I love wines from the Piedmont region of Italy. If I had to choose only one wine to drink for the rest of my life, it would almost certainly be good Barolo. I also love the diversity of the Piedmont area. There's Nebbiolo for when you want something deep, intense and serious; Barbera when you want something a little juicier and friendly; Dolcetto when you want something even softer and simpler than that; Moscato d'Asti when you want a sweet, light refreshing bit of fizz; Brachetto when you want the same kind of experience from a red grape; Arneis when you want a full bodied white wine; Erbaluce when you don't. Most of those varieties are relatively accessible to the US consumer, and several of them will be the focus of future posts here.
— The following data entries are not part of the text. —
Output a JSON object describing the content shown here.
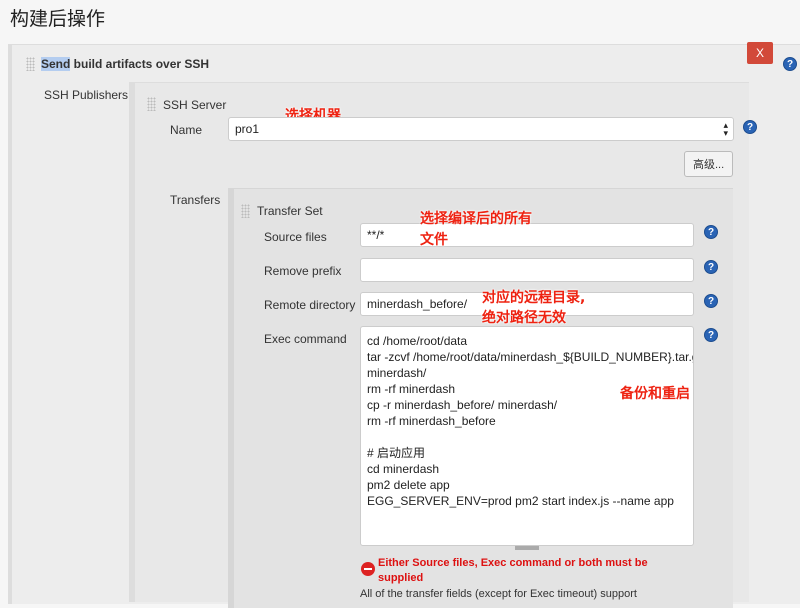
{
  "page_title": "构建后操作",
  "section": {
    "highlight": "Send",
    "title": " build artifacts over SSH",
    "delete_label": "X"
  },
  "publishers_label": "SSH Publishers",
  "server": {
    "title": "SSH Server",
    "name_label": "Name",
    "name_value": "pro1",
    "advanced_label": "高级...",
    "annotation": "选择机器"
  },
  "transfers_label": "Transfers",
  "transfer_set": {
    "title": "Transfer Set",
    "source_label": "Source files",
    "source_value": "**/*",
    "source_note": "选择编译后的所有\n文件",
    "prefix_label": "Remove prefix",
    "prefix_value": "",
    "remote_label": "Remote directory",
    "remote_value": "minerdash_before/",
    "remote_note": "对应的远程目录,\n绝对路径无效",
    "exec_label": "Exec command",
    "exec_value": "cd /home/root/data\ntar -zcvf /home/root/data/minerdash_${BUILD_NUMBER}.tar.gz\nminerdash/\nrm -rf minerdash\ncp -r minerdash_before/ minerdash/\nrm -rf minerdash_before\n\n# 启动应用\ncd minerdash\npm2 delete app\nEGG_SERVER_ENV=prod pm2 start index.js --name app",
    "exec_note": "备份和重启",
    "error": "Either Source files, Exec command or both must be supplied",
    "footer": "All of the transfer fields (except for Exec timeout) support"
  },
  "help_glyph": "?"
}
And then there's Grignolino. This grape is native to the Monferrato Hills of Piemonte between the two towns of Asti and Casale. There are three DOC regions: d'Asti, del Monferrato Casalese and Piemonte. Aside from a patch grown by Heitz Cellars in California, as far as I can tell, the grape is not grown anywhere else in the world. Even in Piemonte, acreage devoted to this grape is limited and, consequently, there isn't much Grignolino produced. The grape is difficult to ripen fully and is prone to millerandage, which is when grape clusters ripen unevenly either across the vine (with some clusters being ripe and others very underripe) or within individual clusters (with some grapes within a cluster being fully ripe and others underripe).
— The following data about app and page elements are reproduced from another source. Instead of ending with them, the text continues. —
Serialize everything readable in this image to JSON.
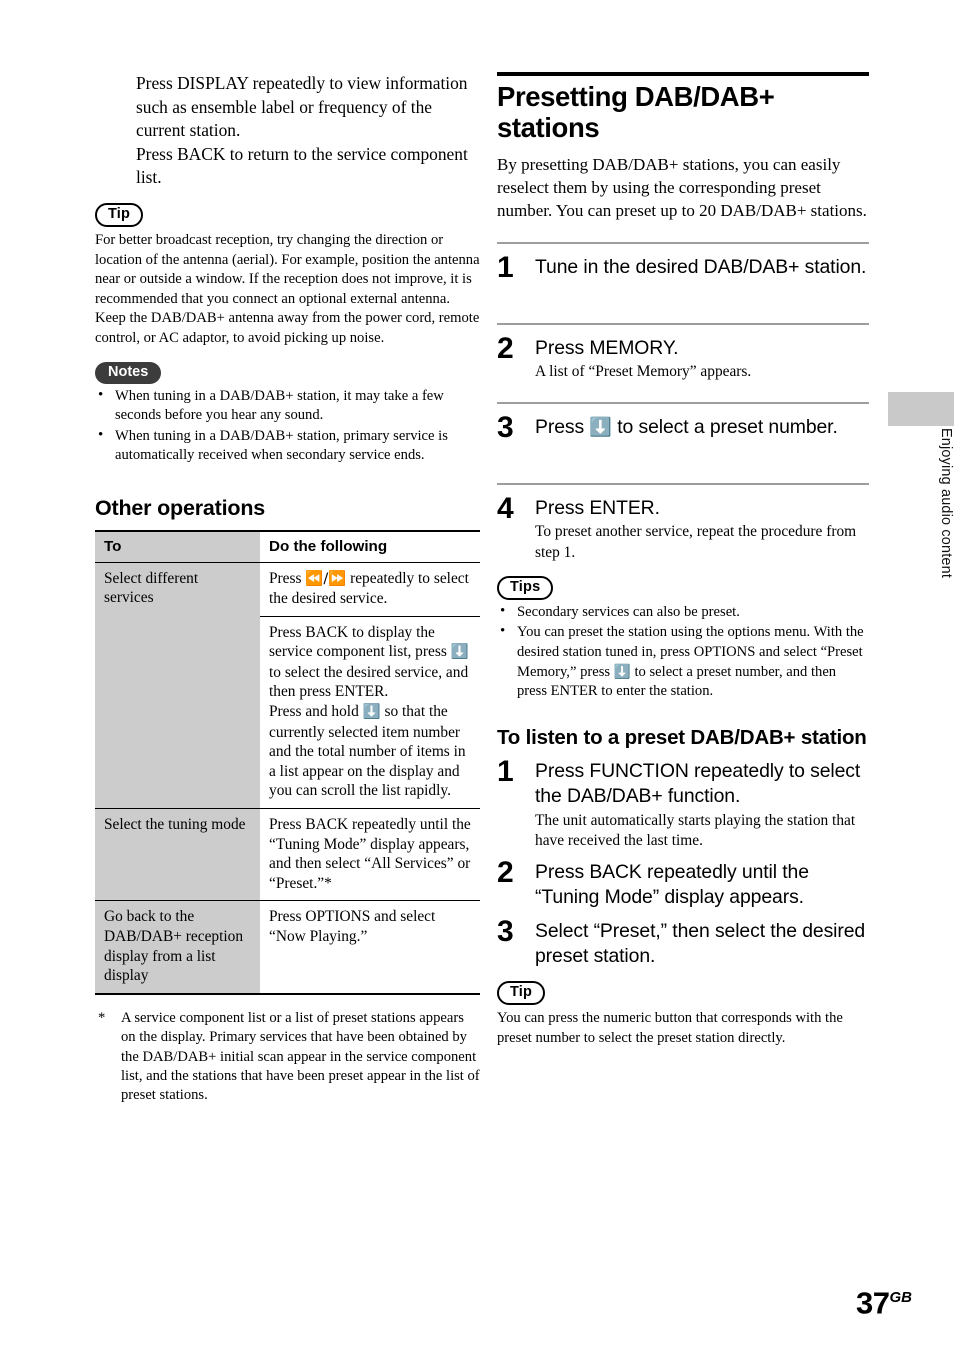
{
  "page": {
    "number": "37",
    "region_code": "GB",
    "edge_tab_label": "Enjoying audio content"
  },
  "left_column": {
    "lead_paragraph": "Press DISPLAY repeatedly to view information such as ensemble label or frequency of the current station.\nPress BACK to return to the service component list.",
    "lead_line_1": "Press DISPLAY repeatedly to view information such as ensemble label or frequency of the current station.",
    "lead_line_2": "Press BACK to return to the service component list.",
    "tip": {
      "badge": "Tip",
      "text": "For better broadcast reception, try changing the direction or location of the antenna (aerial). For example, position the antenna near or outside a window. If the reception does not improve, it is recommended that you connect an optional external antenna. Keep the DAB/DAB+ antenna away from the power cord, remote control, or AC adaptor, to avoid picking up noise."
    },
    "notes": {
      "badge": "Notes",
      "items": [
        "When tuning in a DAB/DAB+ station, it may take a few seconds before you hear any sound.",
        "When tuning in a DAB/DAB+ station, primary service is automatically received when secondary service ends."
      ]
    },
    "other_operations": {
      "heading": "Other operations",
      "columns": [
        "To",
        "Do the following"
      ],
      "rows": [
        {
          "to": "Select different services",
          "do": "Press ⏮/⏭ repeatedly to select the desired service.",
          "do_prefix": "Press ",
          "do_suffix": " repeatedly to select the desired service."
        },
        {
          "to": "",
          "do": "Press BACK to display the service component list, press ⬆/⬇ to select the desired service, and then press ENTER.\nPress and hold ⬆/⬇ so that the currently selected item number and the total number of items in a list appear on the display and you can scroll the list rapidly.",
          "do_part_1a": "Press BACK to display the service component list, press ",
          "do_part_1b": " to select the desired service, and then press ENTER.",
          "do_part_2a": "Press and hold ",
          "do_part_2b": " so that the currently selected item number and the total number of items in a list appear on the display and you can scroll the list rapidly."
        },
        {
          "to": "Select the tuning mode",
          "do": "Press BACK repeatedly until the “Tuning Mode” display appears, and then select “All Services” or “Preset.”*"
        },
        {
          "to": "Go back to the DAB/DAB+ reception display from a list display",
          "do": "Press OPTIONS and select “Now Playing.”"
        }
      ],
      "footnote_marker": "*",
      "footnote": "A service component list or a list of preset stations appears on the display. Primary services that have been obtained by the DAB/DAB+ initial scan appear in the service component list, and the stations that have been preset appear in the list of preset stations."
    }
  },
  "right_column": {
    "chapter_heading": "Presetting DAB/DAB+ stations",
    "intro": "By presetting DAB/DAB+ stations, you can easily reselect them by using the corresponding preset number. You can preset up to 20 DAB/DAB+ stations.",
    "steps": [
      {
        "num": "1",
        "title": "Tune in the desired DAB/DAB+ station.",
        "desc": ""
      },
      {
        "num": "2",
        "title": "Press MEMORY.",
        "desc": "A list of “Preset Memory” appears."
      },
      {
        "num": "3",
        "title_a": "Press ",
        "title_b": " to select a preset number.",
        "title": "Press ⬆/⬇ to select a preset number.",
        "desc": ""
      },
      {
        "num": "4",
        "title": "Press ENTER.",
        "desc": "To preset another service, repeat the procedure from step 1."
      }
    ],
    "tips": {
      "badge": "Tips",
      "items": [
        "Secondary services can also be preset.",
        "You can preset the station using the options menu. With the desired station tuned in, press OPTIONS and select “Preset Memory,” press ⬆/⬇ to select a preset number, and then press ENTER to enter the station."
      ],
      "item_2a": "You can preset the station using the options menu. With the desired station tuned in, press OPTIONS and select “Preset Memory,” press ",
      "item_2b": " to select a preset number, and then press ENTER to enter the station."
    },
    "listen_section": {
      "heading": "To listen to a preset DAB/DAB+ station",
      "steps": [
        {
          "num": "1",
          "title": "Press FUNCTION repeatedly to select the DAB/DAB+ function.",
          "desc": "The unit automatically starts playing the station that have received the last time."
        },
        {
          "num": "2",
          "title": "Press BACK repeatedly until the “Tuning Mode” display appears.",
          "desc": ""
        },
        {
          "num": "3",
          "title": "Select “Preset,” then select the desired preset station.",
          "desc": ""
        }
      ]
    },
    "final_tip": {
      "badge": "Tip",
      "text": "You can press the numeric button that corresponds with the preset number to select the preset station directly."
    }
  },
  "glyphs": {
    "prev_next": "◀◀ / ▶▶",
    "up_down": "⬆/⬇"
  }
}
The wines produced from Grignolino also tend to be very tannic due to the higher numbers of seeds in the grapes. Most wine grapes have two seeds per berry but Grignolino has three. In fact, the name Grignolino means "many pips" in the local dialect. High tannins are usually forgiven in a wine with enough fruit flavors to wrap around them, but Grignolino is a bit deficient in that respect as well. The wines tend to be lightly colored and can resemble rough-edged rosés more than full-bodied red wines. Quality varies wildly between producers as well, for a few reasons. The grape is very strongly influenced by the type of soil it is planted in so different vineyard sites tend to bring out different qualities in the wine. Additionally, there is a great deal of clonal variation in the Grignolino family, which can produce differences in the finished product across producers. Grignolino is referred to as an "unquestionably local taste" by the Oxford Companion to Wine, but lately, even local tastes for the wine have been waning, and many producers are pulling up their Grignolino vines in order to plant more user-friendly, crowd-pleasing grapes. The two major DOC regions producing Grignolino (Asti and Monferrato Caslese), produce just over 150,000 cases between them, and those numbers are on the decline.
In short, this is the kind of wine that is virtually impossible to market successfully to American drinkers since it doesn't really conform to the so-called "international palate" and since quality is so variable, so most of the wine that is produced within Piemonte is consumed locally. I was fortunate enough to pick up a bottle of the 2008 La Casaccia Pogetto Grignolino del Monferrato caslese at Bin Ends for around $16. The wine is very pale salmon color in the glass with an onion skin rim, resembling a rosé more than a red wine. My entire tasting note for the nose on this glass was "dumb nose...extinct...nothing." On the palate, the wine was surprisingly medium bodied, given the pale color, with very high, rough tannins and high acidity. There were some light cherry and red berry fruits, but for the most part, this was pretty austere. A good comparison would be to think about a Barolo that some terrible person had removed most of the fruit and aroma from. It has the same kind of structure as Barolo, but none of the ornamentation that makes Barolo or Barbaresco such a delight to drink. As far as food is concerned, something with this kind of tannin and acidity just begs for some kind of protein. I might be inclined to try it with a rich stew or something kind of rich and mouth coating for the tannins to grip onto. I would avoid grilled meats, other than perhaps salmon, with this because it just doesn't have enough density to stand up to something quite that strong. It's a very interesting wine that I'm very glad I got to try, but I can't really imagine a scenario where I find myself wishing I had a Grignolino to go with dinner.